Segment Start: Working data

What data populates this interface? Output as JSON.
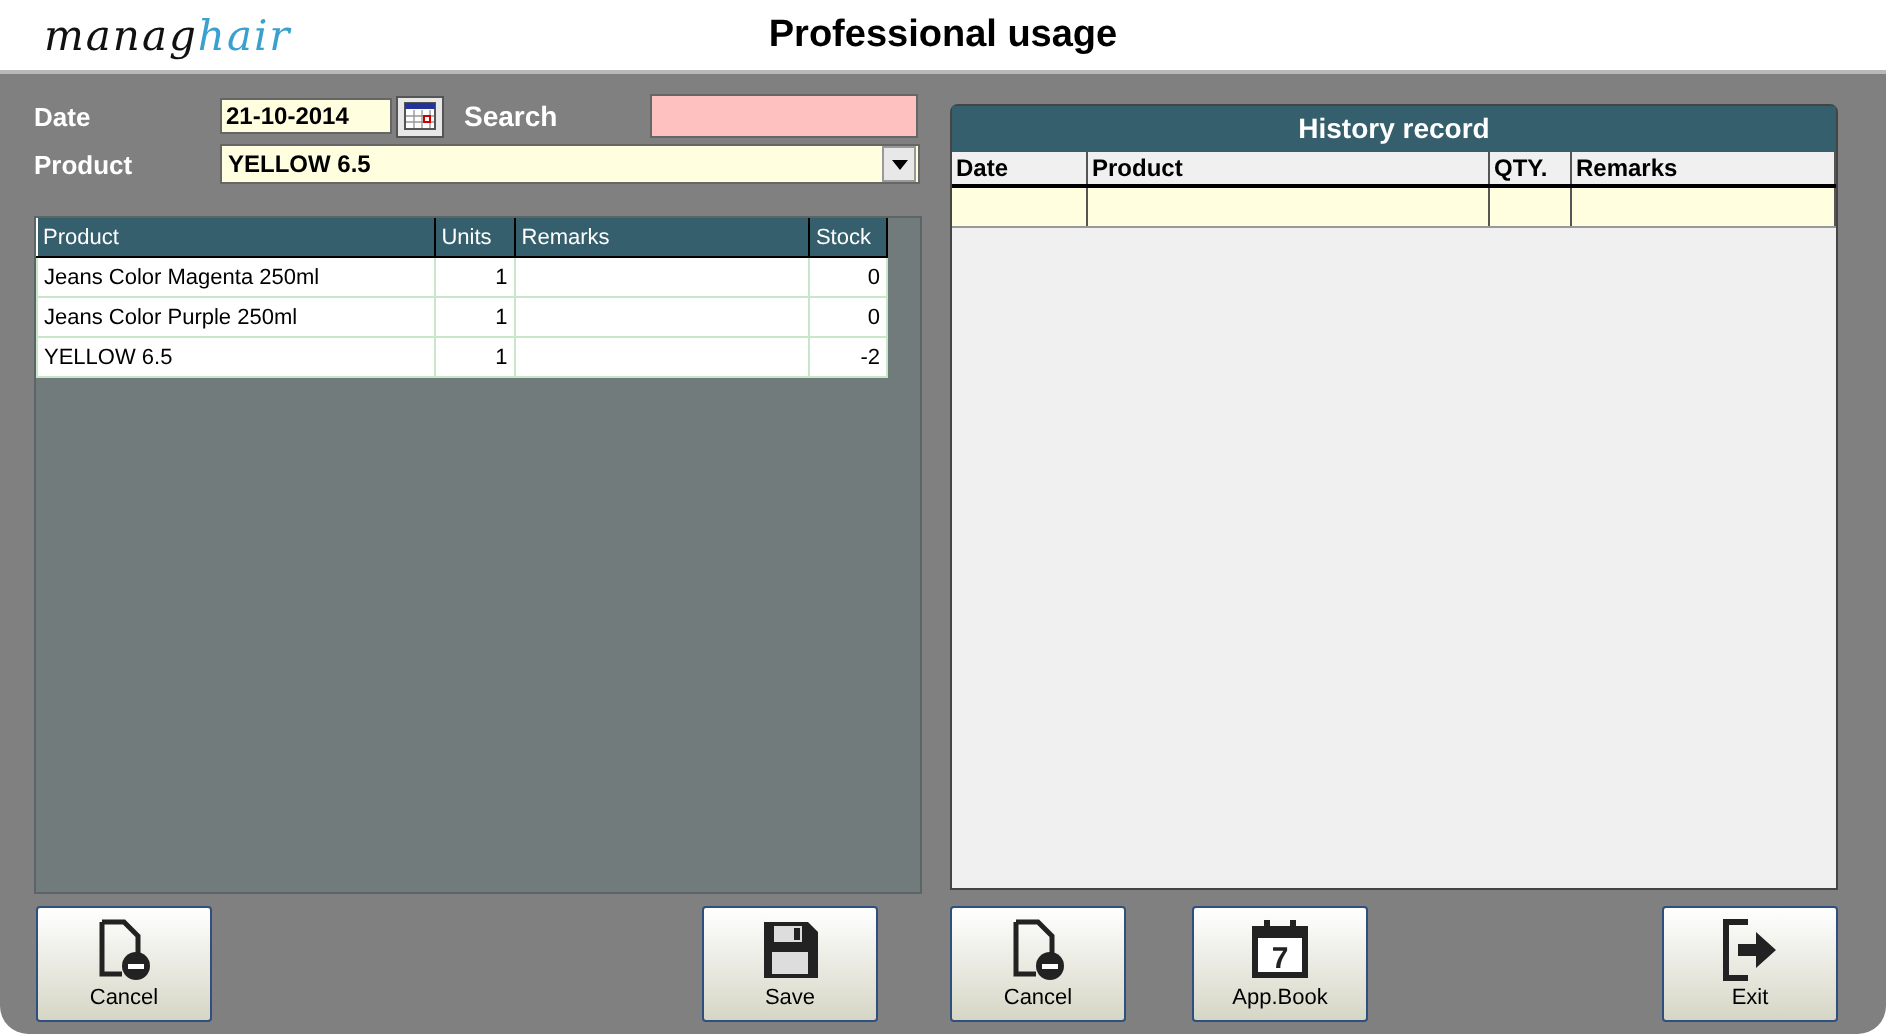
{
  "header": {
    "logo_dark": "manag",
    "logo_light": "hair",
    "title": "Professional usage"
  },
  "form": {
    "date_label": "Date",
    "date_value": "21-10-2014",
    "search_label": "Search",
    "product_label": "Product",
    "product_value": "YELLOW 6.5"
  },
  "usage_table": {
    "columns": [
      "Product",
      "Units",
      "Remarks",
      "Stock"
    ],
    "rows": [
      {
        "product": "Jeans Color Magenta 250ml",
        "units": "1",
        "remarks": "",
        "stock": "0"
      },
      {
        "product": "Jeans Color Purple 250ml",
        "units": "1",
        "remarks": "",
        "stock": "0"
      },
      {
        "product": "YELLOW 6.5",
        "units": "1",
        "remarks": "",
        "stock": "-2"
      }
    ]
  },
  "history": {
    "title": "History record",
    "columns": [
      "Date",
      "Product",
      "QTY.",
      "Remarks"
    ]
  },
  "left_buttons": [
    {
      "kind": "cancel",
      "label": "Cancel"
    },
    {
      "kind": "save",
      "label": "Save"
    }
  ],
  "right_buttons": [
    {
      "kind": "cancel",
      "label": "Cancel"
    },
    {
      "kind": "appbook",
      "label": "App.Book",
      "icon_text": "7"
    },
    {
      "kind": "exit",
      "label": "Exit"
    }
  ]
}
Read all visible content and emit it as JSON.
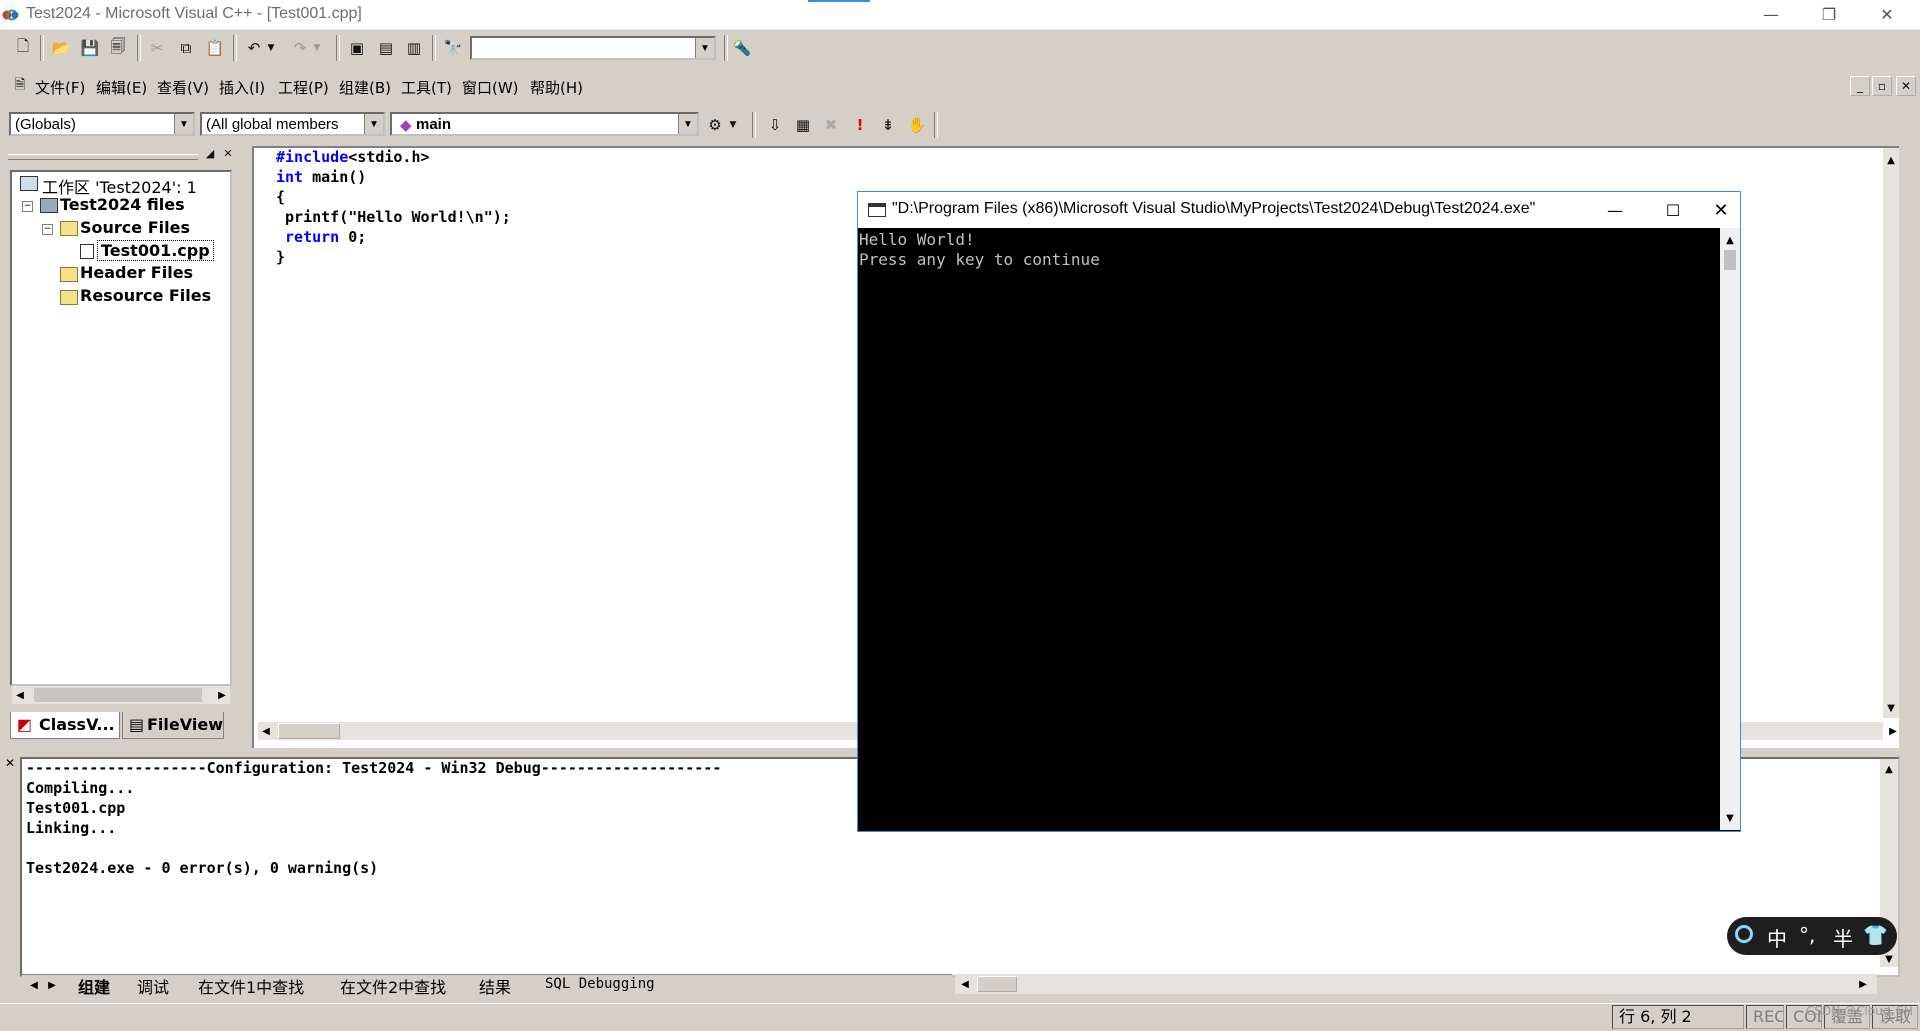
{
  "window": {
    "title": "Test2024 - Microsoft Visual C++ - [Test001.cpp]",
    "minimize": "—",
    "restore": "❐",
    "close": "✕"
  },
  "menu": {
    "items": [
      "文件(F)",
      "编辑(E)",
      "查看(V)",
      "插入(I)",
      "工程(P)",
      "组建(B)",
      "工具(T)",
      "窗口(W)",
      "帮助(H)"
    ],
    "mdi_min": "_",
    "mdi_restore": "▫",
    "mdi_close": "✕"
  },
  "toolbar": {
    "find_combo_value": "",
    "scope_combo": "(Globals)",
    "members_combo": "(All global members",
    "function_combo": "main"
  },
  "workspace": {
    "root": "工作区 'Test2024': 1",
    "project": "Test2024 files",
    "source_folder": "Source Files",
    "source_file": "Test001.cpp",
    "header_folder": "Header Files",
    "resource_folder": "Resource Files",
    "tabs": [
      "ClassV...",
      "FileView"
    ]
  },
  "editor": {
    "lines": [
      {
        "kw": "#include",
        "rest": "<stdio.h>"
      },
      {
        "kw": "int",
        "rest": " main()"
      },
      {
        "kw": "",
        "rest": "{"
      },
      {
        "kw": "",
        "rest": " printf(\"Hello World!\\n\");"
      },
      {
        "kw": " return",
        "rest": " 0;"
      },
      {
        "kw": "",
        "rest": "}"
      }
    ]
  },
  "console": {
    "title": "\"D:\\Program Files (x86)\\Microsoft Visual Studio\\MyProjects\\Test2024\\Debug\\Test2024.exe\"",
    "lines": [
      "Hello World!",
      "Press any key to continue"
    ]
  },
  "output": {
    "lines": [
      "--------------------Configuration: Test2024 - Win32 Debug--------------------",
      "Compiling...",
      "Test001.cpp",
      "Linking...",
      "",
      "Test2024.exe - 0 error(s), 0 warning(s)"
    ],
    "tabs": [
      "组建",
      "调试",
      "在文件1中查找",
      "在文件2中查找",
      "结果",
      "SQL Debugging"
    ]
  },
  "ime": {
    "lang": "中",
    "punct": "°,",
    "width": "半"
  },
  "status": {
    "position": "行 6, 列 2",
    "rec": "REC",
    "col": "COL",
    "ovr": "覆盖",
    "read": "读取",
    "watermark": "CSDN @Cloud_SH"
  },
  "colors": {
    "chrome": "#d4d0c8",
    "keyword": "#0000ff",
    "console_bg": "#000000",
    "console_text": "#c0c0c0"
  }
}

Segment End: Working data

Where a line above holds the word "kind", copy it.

### Response to the exercise
      "kind": "cancel",
      "kind": "save",
      "kind": "cancel",
      "kind": "appbook",
      "kind": "exit",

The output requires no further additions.